I’m not going to stop eating meat – but I am going to stop eating the Big Three.
I’m a meat eater. A carnivore. I love the stuff. I’m about as fussed as I can afford to be, I suppose, as regards animal welfare, and I like the concept of “nose-to-tail” – but I don’t feel a scintilla of guilt about killing and eating animals. But here’s the thing: I’m not overly bothered about what meat I eat. It should thus be easy for me to give up eating cows, sheep and pigs, all flatulent beasts requiring extensive acreage (especially the first two), in favour of sustainable, unendangered animals that need less space and, to be blunt, fart less. Hares and rabbits, that kind of thing. Pheasants. Chickens. Squirrels, even – beloved of Appalachian hillbillies (“downright good eatin’”) and available online, right here. In fact I’ve just ordered a couple – I’ll let you know how that goes. (An aside: I know a little about squirrels, having written a few articles on them, one of which features elsewhere on this website.)
I’m going to buy a bike.
I’m not a MAMIL (middle-aged man in lycra), and I don’t intend to become one. A sure-fire way to look ridiculous. But I like cycling as a means of getting about. And as someone whose work involves sitting at a keyboard for long periods, any form of exercise has to be a bonus. I had a bike until about three years ago; I miss it; and I’m going to buy another one. Second-hand.
I’m going to car-share.
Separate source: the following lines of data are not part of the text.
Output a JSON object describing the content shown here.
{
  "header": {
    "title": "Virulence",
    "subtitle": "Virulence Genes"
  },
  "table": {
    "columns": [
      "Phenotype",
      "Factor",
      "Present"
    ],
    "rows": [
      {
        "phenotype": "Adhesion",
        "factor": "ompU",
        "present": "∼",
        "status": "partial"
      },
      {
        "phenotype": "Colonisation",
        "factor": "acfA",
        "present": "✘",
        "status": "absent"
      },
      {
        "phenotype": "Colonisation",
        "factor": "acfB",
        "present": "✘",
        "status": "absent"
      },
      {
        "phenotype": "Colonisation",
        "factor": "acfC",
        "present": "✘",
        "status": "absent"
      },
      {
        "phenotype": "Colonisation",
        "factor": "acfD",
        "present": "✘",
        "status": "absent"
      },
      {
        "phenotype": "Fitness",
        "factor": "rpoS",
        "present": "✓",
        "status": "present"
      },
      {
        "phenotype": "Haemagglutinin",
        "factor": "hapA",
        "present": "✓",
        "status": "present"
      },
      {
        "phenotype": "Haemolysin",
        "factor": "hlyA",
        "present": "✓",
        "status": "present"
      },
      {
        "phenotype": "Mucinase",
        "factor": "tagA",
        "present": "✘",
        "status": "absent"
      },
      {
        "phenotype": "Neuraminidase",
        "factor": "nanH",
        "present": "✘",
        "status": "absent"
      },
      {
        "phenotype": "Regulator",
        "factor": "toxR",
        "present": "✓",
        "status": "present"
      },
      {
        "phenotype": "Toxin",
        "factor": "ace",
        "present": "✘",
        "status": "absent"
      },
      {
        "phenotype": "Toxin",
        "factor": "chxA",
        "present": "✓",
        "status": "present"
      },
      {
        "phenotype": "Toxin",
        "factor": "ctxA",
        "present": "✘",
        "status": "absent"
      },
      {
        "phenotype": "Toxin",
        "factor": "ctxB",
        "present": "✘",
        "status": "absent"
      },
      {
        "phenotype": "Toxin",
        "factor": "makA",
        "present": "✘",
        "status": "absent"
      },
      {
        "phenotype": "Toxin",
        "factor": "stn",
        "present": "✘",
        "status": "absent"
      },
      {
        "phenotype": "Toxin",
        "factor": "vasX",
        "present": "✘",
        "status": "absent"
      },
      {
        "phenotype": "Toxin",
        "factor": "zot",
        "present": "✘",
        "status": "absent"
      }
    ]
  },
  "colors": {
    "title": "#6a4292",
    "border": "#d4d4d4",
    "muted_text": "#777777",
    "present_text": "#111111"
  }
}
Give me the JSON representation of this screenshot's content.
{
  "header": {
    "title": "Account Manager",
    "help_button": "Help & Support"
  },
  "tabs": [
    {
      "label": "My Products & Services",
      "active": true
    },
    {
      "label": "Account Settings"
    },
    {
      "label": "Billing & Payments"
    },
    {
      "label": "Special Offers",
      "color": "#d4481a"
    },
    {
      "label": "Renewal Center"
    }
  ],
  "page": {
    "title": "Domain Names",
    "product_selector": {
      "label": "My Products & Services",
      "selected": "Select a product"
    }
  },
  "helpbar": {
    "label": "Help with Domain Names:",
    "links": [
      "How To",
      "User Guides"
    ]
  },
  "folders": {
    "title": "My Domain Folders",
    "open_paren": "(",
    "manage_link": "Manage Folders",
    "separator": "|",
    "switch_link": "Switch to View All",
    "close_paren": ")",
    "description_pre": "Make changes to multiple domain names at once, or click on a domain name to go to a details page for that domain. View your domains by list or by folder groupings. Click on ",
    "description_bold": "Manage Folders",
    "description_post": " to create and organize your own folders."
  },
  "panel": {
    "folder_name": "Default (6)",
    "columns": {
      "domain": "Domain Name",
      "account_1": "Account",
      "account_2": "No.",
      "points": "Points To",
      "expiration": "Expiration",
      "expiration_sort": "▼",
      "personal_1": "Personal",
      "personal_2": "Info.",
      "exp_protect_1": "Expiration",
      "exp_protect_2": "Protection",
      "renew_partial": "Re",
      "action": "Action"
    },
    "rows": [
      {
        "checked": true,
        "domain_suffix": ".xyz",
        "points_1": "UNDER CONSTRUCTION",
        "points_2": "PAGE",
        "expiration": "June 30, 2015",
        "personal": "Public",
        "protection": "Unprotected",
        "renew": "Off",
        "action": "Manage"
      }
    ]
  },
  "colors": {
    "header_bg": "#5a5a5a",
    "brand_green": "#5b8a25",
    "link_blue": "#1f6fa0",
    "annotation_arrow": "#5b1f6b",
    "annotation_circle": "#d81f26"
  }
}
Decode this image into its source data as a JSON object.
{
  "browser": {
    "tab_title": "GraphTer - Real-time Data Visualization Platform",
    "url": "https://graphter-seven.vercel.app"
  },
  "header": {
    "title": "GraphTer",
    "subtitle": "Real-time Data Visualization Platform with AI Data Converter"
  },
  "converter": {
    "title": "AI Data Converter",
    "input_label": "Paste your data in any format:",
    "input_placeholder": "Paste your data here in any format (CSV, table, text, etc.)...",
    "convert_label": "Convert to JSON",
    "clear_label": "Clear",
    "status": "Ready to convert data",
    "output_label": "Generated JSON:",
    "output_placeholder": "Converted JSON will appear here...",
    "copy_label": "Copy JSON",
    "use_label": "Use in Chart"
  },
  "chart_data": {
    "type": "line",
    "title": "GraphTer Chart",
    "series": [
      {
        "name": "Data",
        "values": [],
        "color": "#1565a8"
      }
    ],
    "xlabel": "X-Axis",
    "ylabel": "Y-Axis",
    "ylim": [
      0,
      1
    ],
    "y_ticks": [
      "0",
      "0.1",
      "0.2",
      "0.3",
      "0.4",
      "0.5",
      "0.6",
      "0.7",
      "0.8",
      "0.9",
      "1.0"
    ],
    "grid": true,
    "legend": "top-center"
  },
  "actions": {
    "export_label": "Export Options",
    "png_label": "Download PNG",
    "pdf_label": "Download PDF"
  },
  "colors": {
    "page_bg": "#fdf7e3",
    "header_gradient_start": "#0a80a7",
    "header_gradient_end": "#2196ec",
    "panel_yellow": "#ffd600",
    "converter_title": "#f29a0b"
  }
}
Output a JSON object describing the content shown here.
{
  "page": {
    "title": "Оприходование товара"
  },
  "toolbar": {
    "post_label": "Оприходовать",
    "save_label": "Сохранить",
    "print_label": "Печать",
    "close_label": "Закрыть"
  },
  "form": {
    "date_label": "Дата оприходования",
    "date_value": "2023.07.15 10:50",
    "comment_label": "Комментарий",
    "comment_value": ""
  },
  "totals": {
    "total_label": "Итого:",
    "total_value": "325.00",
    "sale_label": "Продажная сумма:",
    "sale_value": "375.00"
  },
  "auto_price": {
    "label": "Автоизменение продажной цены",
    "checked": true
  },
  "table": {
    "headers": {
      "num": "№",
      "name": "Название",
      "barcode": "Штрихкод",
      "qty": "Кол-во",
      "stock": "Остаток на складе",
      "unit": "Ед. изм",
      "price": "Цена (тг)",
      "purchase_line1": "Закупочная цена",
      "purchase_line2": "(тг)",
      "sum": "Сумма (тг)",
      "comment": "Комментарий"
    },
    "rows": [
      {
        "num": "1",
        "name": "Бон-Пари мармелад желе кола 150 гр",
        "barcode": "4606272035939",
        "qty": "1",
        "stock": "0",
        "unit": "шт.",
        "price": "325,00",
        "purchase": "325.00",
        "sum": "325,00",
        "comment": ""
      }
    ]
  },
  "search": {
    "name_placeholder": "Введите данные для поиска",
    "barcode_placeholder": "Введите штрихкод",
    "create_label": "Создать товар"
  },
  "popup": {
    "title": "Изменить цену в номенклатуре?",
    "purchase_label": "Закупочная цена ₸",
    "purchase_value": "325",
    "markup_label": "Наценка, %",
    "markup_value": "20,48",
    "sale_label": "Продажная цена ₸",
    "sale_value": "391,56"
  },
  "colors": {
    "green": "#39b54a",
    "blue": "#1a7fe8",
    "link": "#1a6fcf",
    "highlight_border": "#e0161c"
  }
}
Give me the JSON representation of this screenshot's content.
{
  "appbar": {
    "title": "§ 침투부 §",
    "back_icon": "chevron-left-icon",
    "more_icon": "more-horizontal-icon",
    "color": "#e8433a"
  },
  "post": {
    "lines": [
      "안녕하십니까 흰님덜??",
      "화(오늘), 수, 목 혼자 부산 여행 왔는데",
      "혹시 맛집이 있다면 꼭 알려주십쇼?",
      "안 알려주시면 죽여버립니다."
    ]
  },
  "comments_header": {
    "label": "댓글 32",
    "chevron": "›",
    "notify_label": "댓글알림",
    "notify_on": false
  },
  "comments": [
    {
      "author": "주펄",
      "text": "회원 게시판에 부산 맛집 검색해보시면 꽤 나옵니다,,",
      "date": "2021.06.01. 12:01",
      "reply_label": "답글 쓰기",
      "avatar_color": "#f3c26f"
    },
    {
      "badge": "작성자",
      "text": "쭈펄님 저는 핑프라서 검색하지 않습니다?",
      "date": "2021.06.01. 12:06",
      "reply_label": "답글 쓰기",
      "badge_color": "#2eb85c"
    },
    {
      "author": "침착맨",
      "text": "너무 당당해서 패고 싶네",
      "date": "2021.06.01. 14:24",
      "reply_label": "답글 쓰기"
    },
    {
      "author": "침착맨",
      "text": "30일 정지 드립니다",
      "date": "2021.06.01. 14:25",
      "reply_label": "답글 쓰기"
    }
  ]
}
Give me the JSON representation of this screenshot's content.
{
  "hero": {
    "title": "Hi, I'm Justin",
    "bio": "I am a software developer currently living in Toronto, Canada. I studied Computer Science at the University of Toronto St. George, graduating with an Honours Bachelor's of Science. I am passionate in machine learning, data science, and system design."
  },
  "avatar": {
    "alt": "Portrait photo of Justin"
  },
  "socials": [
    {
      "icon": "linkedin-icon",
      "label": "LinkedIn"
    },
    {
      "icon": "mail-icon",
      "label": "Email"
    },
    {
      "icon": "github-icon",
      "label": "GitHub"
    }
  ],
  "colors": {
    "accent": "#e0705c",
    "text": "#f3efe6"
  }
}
Since I work from home, my commute to the office is about 10 yards. Zero carbon footprint there then, so well done me. And I don’t drive much on a day-to-day basis (and will even less once I have a bicycle). But I do make a monthly journey to East Anglia to see my children, a round trip of about 400 miles. Just me, and three (or, at a push, four) empty seats. So I’ve registered with two car-sharing websites – blablacar.co.uk and liftshare.com (there are other sites, which at present I’m not too sure about) – and will post details of when and where I’m travelling to, in plenty of time for passengers to fill those vacant spaces. If I don’t get any take-up… well, at least I’ve tried.
I’m going to forage.
For a brief period last summer, I was dog-walker for a friend whose working hours made it difficult for her to give her pet puggle (Buster) his much-needed daily exercise. It was good for me, mentally and physically, to get out in the fresh air. Buster liked it too I think, though he never said as much. Our regular route took us across a brook, almost choked with watercress; past brambles laden with ripe blackberries; under apple trees weighed down with fruit; and (for all I know) through swathes of wild garlic. Did I gather nature’s bounty? Did I heck as like. But this year I’m going to. Buster or no Buster.*
I’m going to cook more sensibly.
By which I mean, as well as shifting my focus towards more seasonal ingredients and away from (say) air-freighted Peruvian asparagus, cooking for two meals rather than one (tomorrow’s lunch as well as today’s dinner) or, indeed, three meals rather than two (lunch, dinner and some for the freezer). I love to cook; and it’s really not much of an imposition, time-wise or energy-wise, to make a huge great vat of something rather than just one measly portion.
So that’s it then. Climate crisis sorted. Well, hardly. But doing what I (easily) can – has to be a positive, right?
*Who remains alive and well, and living in Gloucestershire.